● **Work instructions**
Please restate each entry exactly, without skipping any.

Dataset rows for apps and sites
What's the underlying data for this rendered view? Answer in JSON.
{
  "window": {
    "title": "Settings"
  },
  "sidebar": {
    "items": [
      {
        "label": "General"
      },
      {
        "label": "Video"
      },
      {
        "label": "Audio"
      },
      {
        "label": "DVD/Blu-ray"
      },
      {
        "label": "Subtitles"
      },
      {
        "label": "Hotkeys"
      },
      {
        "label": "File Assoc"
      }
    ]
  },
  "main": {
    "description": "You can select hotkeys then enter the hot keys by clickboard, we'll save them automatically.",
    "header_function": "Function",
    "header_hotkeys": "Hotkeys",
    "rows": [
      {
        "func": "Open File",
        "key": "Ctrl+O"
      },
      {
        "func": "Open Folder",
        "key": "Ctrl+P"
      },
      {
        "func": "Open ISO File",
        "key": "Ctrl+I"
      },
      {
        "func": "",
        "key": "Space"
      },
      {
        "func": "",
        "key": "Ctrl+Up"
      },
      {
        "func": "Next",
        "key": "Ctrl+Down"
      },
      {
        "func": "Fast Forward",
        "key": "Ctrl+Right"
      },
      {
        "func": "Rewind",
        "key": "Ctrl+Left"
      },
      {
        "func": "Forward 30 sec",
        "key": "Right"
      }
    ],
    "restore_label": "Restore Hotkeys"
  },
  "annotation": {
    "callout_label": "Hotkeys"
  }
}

● **Task output**
What's the underlying data for this rendered view? Answer in JSON.
{
  "window": {
    "title": "Settings"
  },
  "sidebar": {
    "items": [
      {
        "label": "General"
      },
      {
        "label": "Video"
      },
      {
        "label": "Audio"
      },
      {
        "label": "DVD/Blu-ray"
      },
      {
        "label": "Subtitles"
      },
      {
        "label": "Hotkeys"
      },
      {
        "label": "File Assoc"
      }
    ]
  },
  "main": {
    "description": "You can select hotkeys then enter the hot keys by clickboard, we'll save them automatically.",
    "header_function": "Function",
    "header_hotkeys": "Hotkeys",
    "rows": [
      {
        "func": "Open File",
        "key": "Ctrl+O"
      },
      {
        "func": "Open Folder",
        "key": "Ctrl+P"
      },
      {
        "func": "Open ISO File",
        "key": "Ctrl+I"
      },
      {
        "func": "",
        "key": "Space"
      },
      {
        "func": "",
        "key": "Ctrl+Up"
      },
      {
        "func": "Next",
        "key": "Ctrl+Down"
      },
      {
        "func": "Fast Forward",
        "key": "Ctrl+Right"
      },
      {
        "func": "Rewind",
        "key": "Ctrl+Left"
      },
      {
        "func": "Forward 30 sec",
        "key": "Right"
      }
    ],
    "restore_label": "Restore Hotkeys"
  },
  "annotation": {
    "callout_label": "Hotkeys"
  }
}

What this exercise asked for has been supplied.